1. What’s unique about the opportunity?
If it’s an opportunity you should truly capitalize in, there’s a good chance that it’s unique in a few ways. Plain Jane offers aren’t what you’re after. Make sure there is some element of all three of the following before you say yes.
- First, it’s a chance to do something people around you aren’t already doing. Are you being offered a chance to lead a project or put together a team for something at work? If six other people around you are already capitalizing, politely pass. Let them shine and pick your spot later on.
- Second, this is an opportunity that represents and reflects your unique skill set. Make sure that any task or project you take on, in some way, reflects your unique skill set. Ensure that the work you’ll put in will give you a chance to either hone or showcase those skills to people.
Your supervisor may market the ‘opportunity’ as something beneficial for you. Some bosses are really good at doing that. In truth, he or she may be delegating. You’re another cog in the machine that can they trust, so you’re being asked to do it.Whenever possible, turn down these offers. Don’t sign up for junk work unless you are just starting out. In that case, any opportunity is usually a good opportunity. Otherwise, be more selective and highlight what you can do.
- Third, this unique opportunity can be properly fit into your current season of life. An ‘opportunity’ to someone just starting their career appears as hell on earth to a seasoned employee. Be honest about where you are at personally and professionally, and see if the opportunity fits into your personal schedule and stage of life. If it doesn’t, nix it.
2. What will the opportunity give you that you can’t currently have?
What are you hoping to gain from the opportunity in front of you that can’t be obtained now?
This is probably the most important (and oft-ignored) question I’ve started asking when I help people sift through opportunities. So many of us say “yes” to everything, in the hopes that it will give us that thing we desire so much — money, celebrity status, self-love, better relationships, etc.

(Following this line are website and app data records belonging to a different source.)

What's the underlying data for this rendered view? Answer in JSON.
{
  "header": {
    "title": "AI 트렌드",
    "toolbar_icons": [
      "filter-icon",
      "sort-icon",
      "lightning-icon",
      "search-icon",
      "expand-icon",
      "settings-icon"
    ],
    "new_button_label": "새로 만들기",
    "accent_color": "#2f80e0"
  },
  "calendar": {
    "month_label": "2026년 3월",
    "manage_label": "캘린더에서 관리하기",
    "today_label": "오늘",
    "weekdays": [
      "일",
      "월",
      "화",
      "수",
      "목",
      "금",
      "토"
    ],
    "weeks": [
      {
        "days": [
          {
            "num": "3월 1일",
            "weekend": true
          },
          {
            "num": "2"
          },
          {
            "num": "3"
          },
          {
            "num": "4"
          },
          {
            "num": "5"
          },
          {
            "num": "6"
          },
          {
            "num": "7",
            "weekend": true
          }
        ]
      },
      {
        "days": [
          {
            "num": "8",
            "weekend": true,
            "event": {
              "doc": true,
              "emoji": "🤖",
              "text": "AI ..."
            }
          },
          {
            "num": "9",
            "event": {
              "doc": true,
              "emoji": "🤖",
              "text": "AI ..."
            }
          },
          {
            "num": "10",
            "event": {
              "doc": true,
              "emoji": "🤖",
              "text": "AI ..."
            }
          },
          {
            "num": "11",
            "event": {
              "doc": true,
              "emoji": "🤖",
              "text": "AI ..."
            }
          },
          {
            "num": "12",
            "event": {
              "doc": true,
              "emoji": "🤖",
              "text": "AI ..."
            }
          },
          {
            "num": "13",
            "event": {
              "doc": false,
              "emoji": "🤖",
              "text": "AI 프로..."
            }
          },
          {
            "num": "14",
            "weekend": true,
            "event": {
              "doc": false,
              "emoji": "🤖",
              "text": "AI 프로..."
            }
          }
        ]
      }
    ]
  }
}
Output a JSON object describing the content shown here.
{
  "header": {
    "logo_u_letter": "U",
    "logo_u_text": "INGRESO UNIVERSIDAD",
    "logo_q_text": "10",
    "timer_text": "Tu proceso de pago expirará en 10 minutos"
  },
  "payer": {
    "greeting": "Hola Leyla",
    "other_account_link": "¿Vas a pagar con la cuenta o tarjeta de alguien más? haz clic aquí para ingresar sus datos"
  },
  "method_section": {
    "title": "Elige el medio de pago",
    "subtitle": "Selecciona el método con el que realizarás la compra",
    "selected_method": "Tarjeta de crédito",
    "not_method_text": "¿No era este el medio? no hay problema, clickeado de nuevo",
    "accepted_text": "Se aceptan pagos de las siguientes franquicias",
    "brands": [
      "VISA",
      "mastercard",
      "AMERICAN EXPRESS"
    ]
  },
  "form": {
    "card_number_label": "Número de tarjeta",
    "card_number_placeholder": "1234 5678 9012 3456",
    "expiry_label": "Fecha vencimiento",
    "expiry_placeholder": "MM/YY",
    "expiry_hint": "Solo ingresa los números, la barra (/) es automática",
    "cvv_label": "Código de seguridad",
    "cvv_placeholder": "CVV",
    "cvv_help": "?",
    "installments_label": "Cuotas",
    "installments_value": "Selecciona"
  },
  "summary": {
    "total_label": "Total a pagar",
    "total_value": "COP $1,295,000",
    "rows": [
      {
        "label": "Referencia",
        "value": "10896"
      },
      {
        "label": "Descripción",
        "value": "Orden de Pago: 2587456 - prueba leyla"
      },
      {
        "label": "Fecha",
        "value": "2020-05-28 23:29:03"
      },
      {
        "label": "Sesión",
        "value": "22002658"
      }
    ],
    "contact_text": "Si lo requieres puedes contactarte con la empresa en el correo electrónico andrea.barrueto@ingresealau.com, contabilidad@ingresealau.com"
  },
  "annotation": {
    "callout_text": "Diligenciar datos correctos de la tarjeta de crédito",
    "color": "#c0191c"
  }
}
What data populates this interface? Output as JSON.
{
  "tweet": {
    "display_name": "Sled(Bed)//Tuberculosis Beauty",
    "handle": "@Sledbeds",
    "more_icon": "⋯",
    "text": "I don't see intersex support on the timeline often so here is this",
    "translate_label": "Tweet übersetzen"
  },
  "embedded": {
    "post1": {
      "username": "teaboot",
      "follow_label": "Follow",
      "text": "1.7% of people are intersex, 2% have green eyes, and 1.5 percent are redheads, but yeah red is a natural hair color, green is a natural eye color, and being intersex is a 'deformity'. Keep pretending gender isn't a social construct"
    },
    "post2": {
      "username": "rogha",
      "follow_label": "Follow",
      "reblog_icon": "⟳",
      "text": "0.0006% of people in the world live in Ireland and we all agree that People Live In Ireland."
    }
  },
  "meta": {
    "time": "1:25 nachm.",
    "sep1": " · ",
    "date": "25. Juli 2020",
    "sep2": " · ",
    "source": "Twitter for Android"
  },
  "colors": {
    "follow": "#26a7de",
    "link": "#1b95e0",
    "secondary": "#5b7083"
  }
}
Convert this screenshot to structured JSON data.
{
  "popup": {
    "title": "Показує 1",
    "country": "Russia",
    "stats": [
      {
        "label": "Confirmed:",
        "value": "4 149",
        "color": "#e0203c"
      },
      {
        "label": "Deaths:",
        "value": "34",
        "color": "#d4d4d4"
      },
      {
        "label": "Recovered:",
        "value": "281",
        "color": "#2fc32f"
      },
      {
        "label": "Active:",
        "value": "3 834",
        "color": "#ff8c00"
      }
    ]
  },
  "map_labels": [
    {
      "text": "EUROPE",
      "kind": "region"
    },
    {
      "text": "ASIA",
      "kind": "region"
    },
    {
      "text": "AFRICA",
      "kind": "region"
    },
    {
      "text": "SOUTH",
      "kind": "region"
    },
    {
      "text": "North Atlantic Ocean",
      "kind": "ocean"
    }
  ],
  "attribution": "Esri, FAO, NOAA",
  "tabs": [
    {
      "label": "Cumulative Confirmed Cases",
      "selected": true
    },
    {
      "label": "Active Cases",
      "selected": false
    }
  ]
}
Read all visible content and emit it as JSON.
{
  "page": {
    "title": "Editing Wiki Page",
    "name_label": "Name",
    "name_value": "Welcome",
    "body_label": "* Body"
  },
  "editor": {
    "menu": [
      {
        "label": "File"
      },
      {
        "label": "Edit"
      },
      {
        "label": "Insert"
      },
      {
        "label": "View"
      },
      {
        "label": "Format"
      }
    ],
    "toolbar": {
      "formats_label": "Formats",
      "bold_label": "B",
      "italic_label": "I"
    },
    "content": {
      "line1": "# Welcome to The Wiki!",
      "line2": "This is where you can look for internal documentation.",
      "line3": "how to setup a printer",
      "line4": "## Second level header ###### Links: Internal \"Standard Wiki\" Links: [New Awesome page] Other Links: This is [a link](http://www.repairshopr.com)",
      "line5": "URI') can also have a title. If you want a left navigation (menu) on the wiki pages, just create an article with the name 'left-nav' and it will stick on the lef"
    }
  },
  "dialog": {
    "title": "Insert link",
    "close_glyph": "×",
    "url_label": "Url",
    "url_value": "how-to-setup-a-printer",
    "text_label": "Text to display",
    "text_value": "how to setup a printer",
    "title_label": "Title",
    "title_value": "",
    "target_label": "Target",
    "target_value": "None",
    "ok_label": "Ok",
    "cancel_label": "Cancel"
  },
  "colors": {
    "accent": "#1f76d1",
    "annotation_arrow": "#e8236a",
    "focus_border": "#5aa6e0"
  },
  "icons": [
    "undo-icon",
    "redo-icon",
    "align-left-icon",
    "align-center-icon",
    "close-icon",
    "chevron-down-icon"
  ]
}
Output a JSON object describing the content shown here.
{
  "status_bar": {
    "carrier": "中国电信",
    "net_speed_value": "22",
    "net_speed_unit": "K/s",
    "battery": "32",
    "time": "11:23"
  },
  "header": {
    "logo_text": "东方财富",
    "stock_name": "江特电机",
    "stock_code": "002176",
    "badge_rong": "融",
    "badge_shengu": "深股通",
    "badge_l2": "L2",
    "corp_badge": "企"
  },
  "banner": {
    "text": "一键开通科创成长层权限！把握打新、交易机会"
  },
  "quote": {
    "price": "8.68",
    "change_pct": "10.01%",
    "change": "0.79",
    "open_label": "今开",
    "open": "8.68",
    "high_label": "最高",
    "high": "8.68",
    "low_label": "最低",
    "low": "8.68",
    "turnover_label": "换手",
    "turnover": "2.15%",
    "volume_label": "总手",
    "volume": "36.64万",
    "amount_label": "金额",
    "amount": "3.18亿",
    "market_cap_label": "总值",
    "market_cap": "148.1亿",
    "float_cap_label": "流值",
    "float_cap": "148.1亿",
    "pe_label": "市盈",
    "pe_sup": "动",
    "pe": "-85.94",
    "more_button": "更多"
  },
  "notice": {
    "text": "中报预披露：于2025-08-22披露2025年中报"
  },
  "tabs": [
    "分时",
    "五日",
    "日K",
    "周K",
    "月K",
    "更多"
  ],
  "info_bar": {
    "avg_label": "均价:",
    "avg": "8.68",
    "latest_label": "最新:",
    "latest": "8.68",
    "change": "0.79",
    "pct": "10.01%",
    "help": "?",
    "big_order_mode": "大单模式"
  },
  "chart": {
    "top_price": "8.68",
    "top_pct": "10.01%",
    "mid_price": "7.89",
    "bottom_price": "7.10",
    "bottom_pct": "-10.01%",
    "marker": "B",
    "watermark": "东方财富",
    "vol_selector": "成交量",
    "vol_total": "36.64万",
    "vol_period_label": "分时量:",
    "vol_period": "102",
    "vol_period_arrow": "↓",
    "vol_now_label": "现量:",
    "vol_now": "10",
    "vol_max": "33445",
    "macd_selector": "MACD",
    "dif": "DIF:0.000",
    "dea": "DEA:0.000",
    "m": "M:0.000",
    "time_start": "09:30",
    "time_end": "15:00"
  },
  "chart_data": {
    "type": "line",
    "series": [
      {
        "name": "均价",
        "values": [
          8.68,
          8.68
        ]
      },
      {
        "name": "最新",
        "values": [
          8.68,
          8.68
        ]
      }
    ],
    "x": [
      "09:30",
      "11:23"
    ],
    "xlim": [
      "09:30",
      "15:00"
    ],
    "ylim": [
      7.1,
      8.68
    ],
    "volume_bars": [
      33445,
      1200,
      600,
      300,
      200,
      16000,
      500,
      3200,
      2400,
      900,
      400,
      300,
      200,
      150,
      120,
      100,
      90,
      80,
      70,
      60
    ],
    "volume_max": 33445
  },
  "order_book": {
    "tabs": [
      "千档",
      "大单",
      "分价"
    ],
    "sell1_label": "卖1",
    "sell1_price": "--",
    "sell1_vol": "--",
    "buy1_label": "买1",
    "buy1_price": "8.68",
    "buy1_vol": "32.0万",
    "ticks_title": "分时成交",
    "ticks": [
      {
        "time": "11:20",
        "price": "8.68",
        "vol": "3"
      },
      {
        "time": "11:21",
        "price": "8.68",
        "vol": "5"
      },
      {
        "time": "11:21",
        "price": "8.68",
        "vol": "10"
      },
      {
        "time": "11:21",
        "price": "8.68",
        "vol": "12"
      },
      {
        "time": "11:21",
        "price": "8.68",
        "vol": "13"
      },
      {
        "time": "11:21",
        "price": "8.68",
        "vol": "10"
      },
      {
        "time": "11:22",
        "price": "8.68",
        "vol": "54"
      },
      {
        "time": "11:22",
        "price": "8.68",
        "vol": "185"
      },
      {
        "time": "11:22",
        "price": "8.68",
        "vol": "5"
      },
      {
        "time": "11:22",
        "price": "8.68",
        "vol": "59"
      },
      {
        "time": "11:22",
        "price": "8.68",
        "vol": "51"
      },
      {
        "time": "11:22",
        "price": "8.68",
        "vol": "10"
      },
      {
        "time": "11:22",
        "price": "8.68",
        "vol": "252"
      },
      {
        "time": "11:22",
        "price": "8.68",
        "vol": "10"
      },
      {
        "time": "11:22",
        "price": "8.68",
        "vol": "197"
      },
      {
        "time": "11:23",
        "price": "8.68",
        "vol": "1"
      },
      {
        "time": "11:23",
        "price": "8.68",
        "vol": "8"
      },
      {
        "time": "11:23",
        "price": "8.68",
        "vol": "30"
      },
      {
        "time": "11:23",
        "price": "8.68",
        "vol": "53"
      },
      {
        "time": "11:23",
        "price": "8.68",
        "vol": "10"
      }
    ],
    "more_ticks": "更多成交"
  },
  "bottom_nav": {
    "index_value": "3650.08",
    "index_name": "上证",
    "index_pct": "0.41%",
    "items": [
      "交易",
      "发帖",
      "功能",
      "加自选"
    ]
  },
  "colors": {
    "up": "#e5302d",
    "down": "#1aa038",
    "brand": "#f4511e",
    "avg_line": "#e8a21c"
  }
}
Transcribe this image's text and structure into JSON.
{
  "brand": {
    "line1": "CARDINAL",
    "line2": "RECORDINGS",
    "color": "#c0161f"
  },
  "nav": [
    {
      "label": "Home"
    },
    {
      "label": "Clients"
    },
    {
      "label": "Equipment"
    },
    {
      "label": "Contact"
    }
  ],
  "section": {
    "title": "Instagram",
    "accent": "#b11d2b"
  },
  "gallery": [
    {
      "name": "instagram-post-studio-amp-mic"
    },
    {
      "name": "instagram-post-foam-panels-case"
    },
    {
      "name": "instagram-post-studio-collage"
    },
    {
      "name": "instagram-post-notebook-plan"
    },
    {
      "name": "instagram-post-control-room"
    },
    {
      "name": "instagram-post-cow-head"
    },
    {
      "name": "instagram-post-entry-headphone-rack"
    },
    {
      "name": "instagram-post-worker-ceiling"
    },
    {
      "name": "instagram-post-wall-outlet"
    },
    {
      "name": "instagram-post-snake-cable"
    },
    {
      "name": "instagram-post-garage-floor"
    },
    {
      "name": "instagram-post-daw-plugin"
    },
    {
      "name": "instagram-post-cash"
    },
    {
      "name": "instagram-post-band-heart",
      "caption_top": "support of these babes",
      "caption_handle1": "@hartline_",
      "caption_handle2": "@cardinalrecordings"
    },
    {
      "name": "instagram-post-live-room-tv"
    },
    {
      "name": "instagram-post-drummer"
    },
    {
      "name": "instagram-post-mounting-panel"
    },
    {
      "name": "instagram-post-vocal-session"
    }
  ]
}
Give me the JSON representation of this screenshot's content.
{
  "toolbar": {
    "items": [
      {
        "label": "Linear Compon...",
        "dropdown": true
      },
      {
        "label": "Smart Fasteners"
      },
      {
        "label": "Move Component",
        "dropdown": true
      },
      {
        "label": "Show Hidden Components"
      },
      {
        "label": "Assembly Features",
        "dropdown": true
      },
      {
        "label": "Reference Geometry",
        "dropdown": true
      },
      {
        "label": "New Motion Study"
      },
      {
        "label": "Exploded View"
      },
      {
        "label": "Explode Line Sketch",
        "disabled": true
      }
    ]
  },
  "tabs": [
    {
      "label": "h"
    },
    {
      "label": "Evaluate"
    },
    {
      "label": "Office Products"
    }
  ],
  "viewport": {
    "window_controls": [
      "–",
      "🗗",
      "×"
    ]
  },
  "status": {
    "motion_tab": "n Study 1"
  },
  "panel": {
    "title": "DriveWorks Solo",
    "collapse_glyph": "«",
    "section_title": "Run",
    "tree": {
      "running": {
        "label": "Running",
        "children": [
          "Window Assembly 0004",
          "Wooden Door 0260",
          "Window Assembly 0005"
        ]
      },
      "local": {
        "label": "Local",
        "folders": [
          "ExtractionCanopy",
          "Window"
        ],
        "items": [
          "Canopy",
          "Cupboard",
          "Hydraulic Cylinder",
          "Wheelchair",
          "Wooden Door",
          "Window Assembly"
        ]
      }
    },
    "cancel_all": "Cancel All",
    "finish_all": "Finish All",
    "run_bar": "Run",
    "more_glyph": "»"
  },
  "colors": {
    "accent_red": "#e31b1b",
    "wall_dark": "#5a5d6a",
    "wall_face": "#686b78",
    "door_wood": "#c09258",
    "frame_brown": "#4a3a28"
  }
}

The truth is, you aren’t going to get any of that from the work you put in. This opportunity might represent a 5% advancement in the direction of that material thing you’re chasing, but it won’t happen right away. If you’re after something like self-love, fulfillment or happiness, you’re kidding yourself. That can only come from within.
You’re better off auditing your life exactly as it is now. See what you can do with the resources you have to spark change or growth first. Once you uncover a few of those rocks, you’ll have a lot more clarity around what opportunities might be right for you. At that point, you’ll be better served to accept an offer that comes your way.
3. Does it contribute to where you want to be 2 years from now?
Simple maybe, but powerful in terms of understanding what you should say “yes” to.
Begin with the end in mind. Make sure you know where you’d like to be 6, 12, or 24 months from now. Run the opportunity in front of you through that machine and see how it comes out. Does it live in alignment with that outcome or with that version of yourself?
If the answer isn’t “heck yes it does!”, then the answer you should be giving is a polite “no thanks.” Be wary of anything that will take your time and energy away from the mountain you are most passionate about climbing.
Not all opportunities are created equal
Opportunities are all around us. If you’re around other people, I can all but guarantee one will present itself to you in the next 24 hours. The key is knowing how to differentiate between a true opportunity and simply adding more work to your life.
It takes a level of clarity and a combination of a few variables to correctly choose what will move us in the right direction. Be honest about what you’d like to have happen, audit the situation, and above all, don’t feel bad about saying “no”. You’ve had other people say it to you and you got over it. The same will happen.
They will find someone else, and you will be one step further to your goals. Sometimes the greatest opportunity of all lies in turning down the work you shouldn’t be taking on, so you can continue doing what you’re already doing.